Joel Sass gives the show the feel of a fairy tale being told. When characters enter on one side of the rooftop stage while others leave on the other side, you can almost hear a narrator's voiceover saying "Meanwhile, in another part of the woods"–though no narration is needed, for in spite of the lunacy, the plot is always made clear. The songs are forgettable, but earnestly presented, with Anderson, Olson, Doolittle and Mortenson displaying impressive vocal prowess. Sass incorporates some light dance movement, which livens up what is already an indisputably lively show. Costumes by Rubble and Ash further enhance the production, and the contributions of Anne Sawyer, designer of the Big Foot costumes, is immeasurable.
Being outdoors, and on the roof, the show is given a unique form of "special effects" from birds swooping over the lawn/stage while much higher above, airplanes soar in take off or landing patterns, being not all that far from Minneapolis - St. Paul International Airport. The juxtaposition of natural and engineered flight seems like a perfect metaphor for these theater artists at work, using the artifice of dramatic structures to deliver a show that prompts one of our most natural instincts: laughter.

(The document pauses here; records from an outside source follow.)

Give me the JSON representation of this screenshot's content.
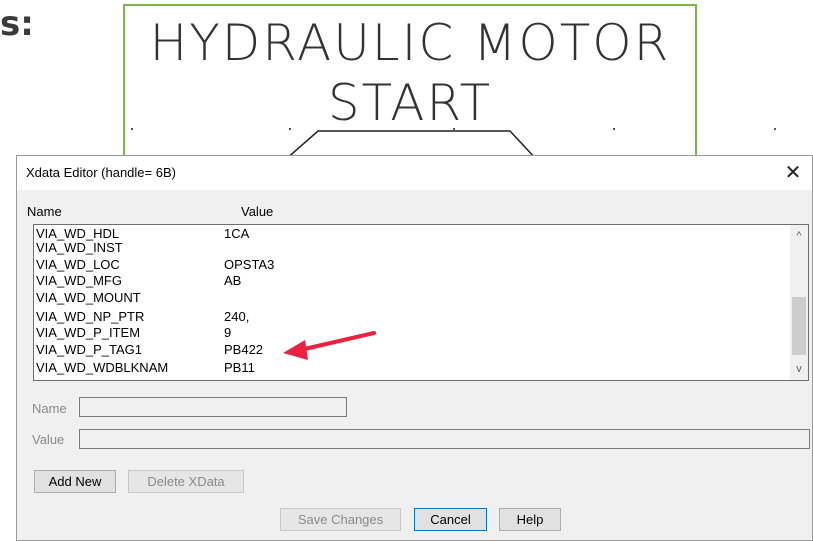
{
  "background": {
    "left_text": "s:",
    "drawing_title_line1": "HYDRAULIC MOTOR",
    "drawing_title_line2": "START"
  },
  "dialog": {
    "title": "Xdata Editor (handle= 6B)",
    "close_glyph": "✕",
    "columns": {
      "name": "Name",
      "value": "Value"
    },
    "rows": [
      {
        "name": "VIA_WD_HDL",
        "value": "1CA"
      },
      {
        "name": "VIA_WD_INST",
        "value": ""
      },
      {
        "name": "VIA_WD_LOC",
        "value": "OPSTA3"
      },
      {
        "name": "VIA_WD_MFG",
        "value": "AB"
      },
      {
        "name": "VIA_WD_MOUNT",
        "value": ""
      },
      {
        "name": "VIA_WD_NP_PTR",
        "value": "240,"
      },
      {
        "name": "VIA_WD_P_ITEM",
        "value": "9"
      },
      {
        "name": "VIA_WD_P_TAG1",
        "value": "PB422"
      },
      {
        "name": "VIA_WD_WDBLKNAM",
        "value": "PB11"
      }
    ],
    "scroll_up_glyph": "^",
    "scroll_down_glyph": "v",
    "name_field": {
      "label": "Name",
      "value": ""
    },
    "value_field": {
      "label": "Value",
      "value": ""
    },
    "buttons": {
      "add_new": "Add New",
      "delete_xdata": "Delete XData",
      "save_changes": "Save Changes",
      "cancel": "Cancel",
      "help": "Help"
    }
  },
  "colors": {
    "frame_green": "#7ab648",
    "annotation_arrow": "#e8223f",
    "focus_blue": "#0078d7"
  }
}
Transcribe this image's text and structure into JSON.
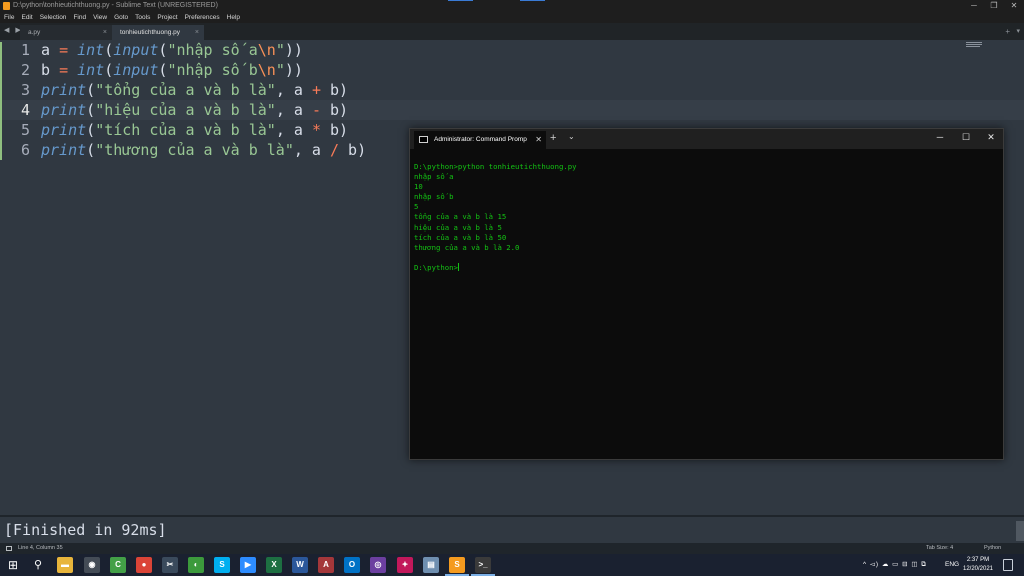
{
  "window": {
    "title": "D:\\python\\tonhieutichthuong.py - Sublime Text (UNREGISTERED)",
    "minimize": "─",
    "maximize": "❐",
    "close": "✕"
  },
  "menu": [
    "File",
    "Edit",
    "Selection",
    "Find",
    "View",
    "Goto",
    "Tools",
    "Project",
    "Preferences",
    "Help"
  ],
  "tabs": {
    "nav": "◀ ▶",
    "items": [
      {
        "label": "a.py",
        "close": "×"
      },
      {
        "label": "tonhieutichthuong.py",
        "close": "×"
      }
    ],
    "add": "+",
    "dropdown": "▾"
  },
  "editor": {
    "line_numbers": [
      "1",
      "2",
      "3",
      "4",
      "5",
      "6"
    ],
    "current_line": 4,
    "lines": [
      [
        {
          "t": "a ",
          "c": "pn"
        },
        {
          "t": "=",
          "c": "op"
        },
        {
          "t": " ",
          "c": "pn"
        },
        {
          "t": "int",
          "c": "fn"
        },
        {
          "t": "(",
          "c": "pn"
        },
        {
          "t": "input",
          "c": "fn"
        },
        {
          "t": "(",
          "c": "pn"
        },
        {
          "t": "\"nhập số a",
          "c": "str"
        },
        {
          "t": "\\n",
          "c": "esc"
        },
        {
          "t": "\"",
          "c": "str"
        },
        {
          "t": "))",
          "c": "pn"
        }
      ],
      [
        {
          "t": "b ",
          "c": "pn"
        },
        {
          "t": "=",
          "c": "op"
        },
        {
          "t": " ",
          "c": "pn"
        },
        {
          "t": "int",
          "c": "fn"
        },
        {
          "t": "(",
          "c": "pn"
        },
        {
          "t": "input",
          "c": "fn"
        },
        {
          "t": "(",
          "c": "pn"
        },
        {
          "t": "\"nhập số b",
          "c": "str"
        },
        {
          "t": "\\n",
          "c": "esc"
        },
        {
          "t": "\"",
          "c": "str"
        },
        {
          "t": "))",
          "c": "pn"
        }
      ],
      [
        {
          "t": "print",
          "c": "fn"
        },
        {
          "t": "(",
          "c": "pn"
        },
        {
          "t": "\"tổng của a và b là\"",
          "c": "str"
        },
        {
          "t": ", a ",
          "c": "pn"
        },
        {
          "t": "+",
          "c": "op"
        },
        {
          "t": " b)",
          "c": "pn"
        }
      ],
      [
        {
          "t": "print",
          "c": "fn"
        },
        {
          "t": "(",
          "c": "pn"
        },
        {
          "t": "\"hiệu của a và b là\"",
          "c": "str"
        },
        {
          "t": ", a ",
          "c": "pn"
        },
        {
          "t": "-",
          "c": "op"
        },
        {
          "t": " b)",
          "c": "pn"
        }
      ],
      [
        {
          "t": "print",
          "c": "fn"
        },
        {
          "t": "(",
          "c": "pn"
        },
        {
          "t": "\"tích của a và b là\"",
          "c": "str"
        },
        {
          "t": ", a ",
          "c": "pn"
        },
        {
          "t": "*",
          "c": "op"
        },
        {
          "t": " b)",
          "c": "pn"
        }
      ],
      [
        {
          "t": "print",
          "c": "fn"
        },
        {
          "t": "(",
          "c": "pn"
        },
        {
          "t": "\"thương của a và b là\"",
          "c": "str"
        },
        {
          "t": ", a ",
          "c": "pn"
        },
        {
          "t": "/",
          "c": "op"
        },
        {
          "t": " b)",
          "c": "pn"
        }
      ]
    ]
  },
  "build_output": "[Finished in 92ms]",
  "status": {
    "position": "Line 4, Column 35",
    "tab_size": "Tab Size: 4",
    "syntax": "Python"
  },
  "cmd": {
    "tab_title": "Administrator: Command Promp",
    "tab_close": "✕",
    "new_tab": "+",
    "dropdown": "⌄",
    "minimize": "─",
    "maximize": "☐",
    "close": "✕",
    "output": "D:\\python>python tonhieutichthuong.py\nnhập số a\n10\nnhập số b\n5\ntổng của a và b là 15\nhiệu của a và b là 5\ntích của a và b là 50\nthương của a và b là 2.0\n\nD:\\python>"
  },
  "taskbar": {
    "start": "⊞",
    "search": "⚲",
    "icons": [
      {
        "name": "file-explorer-icon",
        "glyph": "▬",
        "bg": "#e8b53b"
      },
      {
        "name": "github-desktop-icon",
        "glyph": "◉",
        "bg": "#444c56"
      },
      {
        "name": "camtasia-icon",
        "glyph": "C",
        "bg": "#43a047"
      },
      {
        "name": "chrome-icon",
        "glyph": "●",
        "bg": "#db4437"
      },
      {
        "name": "snipping-tool-icon",
        "glyph": "✂",
        "bg": "#3a4a5c"
      },
      {
        "name": "greenshot-icon",
        "glyph": "◐",
        "bg": "#3c9a3c"
      },
      {
        "name": "skype-icon",
        "glyph": "S",
        "bg": "#00aff0"
      },
      {
        "name": "zoom-icon",
        "glyph": "▶",
        "bg": "#2d8cff"
      },
      {
        "name": "excel-icon",
        "glyph": "X",
        "bg": "#1d6f42"
      },
      {
        "name": "word-icon",
        "glyph": "W",
        "bg": "#2b579a"
      },
      {
        "name": "access-icon",
        "glyph": "A",
        "bg": "#a4373a"
      },
      {
        "name": "outlook-icon",
        "glyph": "O",
        "bg": "#0072c6"
      },
      {
        "name": "obs-icon",
        "glyph": "◎",
        "bg": "#6c3fa0"
      },
      {
        "name": "tool-icon",
        "glyph": "✦",
        "bg": "#c2185b"
      },
      {
        "name": "notes-icon",
        "glyph": "▤",
        "bg": "#6f8fb0"
      },
      {
        "name": "sublime-text-icon",
        "glyph": "S",
        "bg": "#f59b1f"
      },
      {
        "name": "terminal-icon",
        "glyph": ">_",
        "bg": "#3a3a3a"
      }
    ],
    "tray": "^  ◅)  ☁  ▭  ⊟  ◫  ⧉",
    "lang": "ENG",
    "time": "2:37 PM",
    "date": "12/20/2021"
  },
  "colors": {
    "editor_bg": "#303841",
    "cmd_text": "#13c313",
    "accent": "#f59b1f"
  }
}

The whole thing couldn't be sillier, which is just fine by me. There is a place for silly in our lives, and when it is delivered by a group of actors, designers, and director who are not only having a boatload of fun, but generously sharing that fun with us, I'm all for it. Also, Hair Ball is totally suitable for all ages, which can make for a nice family outing, combining time in the fascinating Bakken Museum (tickets allow for museum admission) along with live entertainment.
Hair Ball, an Open Eye Figure Theatre production, runs through June 19, 2022, on the green rooftop of the Bakken Museum, 3537 Zenith Avenue S., Minneapolis MN. Bring lawn chairs or a blanket. Tickets: adults $30, students and seniors $25, children 12 and under $20, a limited number of economic accessibility tickets $15.00. Unsold tickets, if any, are available at the door on a pay as you can basis. For tickets and information, please visit openeyetheatre.org/ or call 612-874-6338.
Book, Music and Lyrics: Josef Evans; Director: Joel Sass; "Megapaw" Designs: Anne Sawyer; Costumes: Rubble & Ash; Sound Design: Rachel Anne Brees; Arrangements and Music Direction: Spencer Chandler: Stage Manager: Brian Hirt.
Cast: Luke Aaron Davidson (Montgomery Ward), Georgia Doolittle (Patricia Von Highsmith), Rick Miller (Elmer/Little Toe), Lux Mortenson (Mimi Marmot), Abilene Olson (Winnie Von Highsmith), Tom Reed (Forbelius Dort), France Roberts (Mayor Sheldon), Maren Ward (Jerry Loudermilk),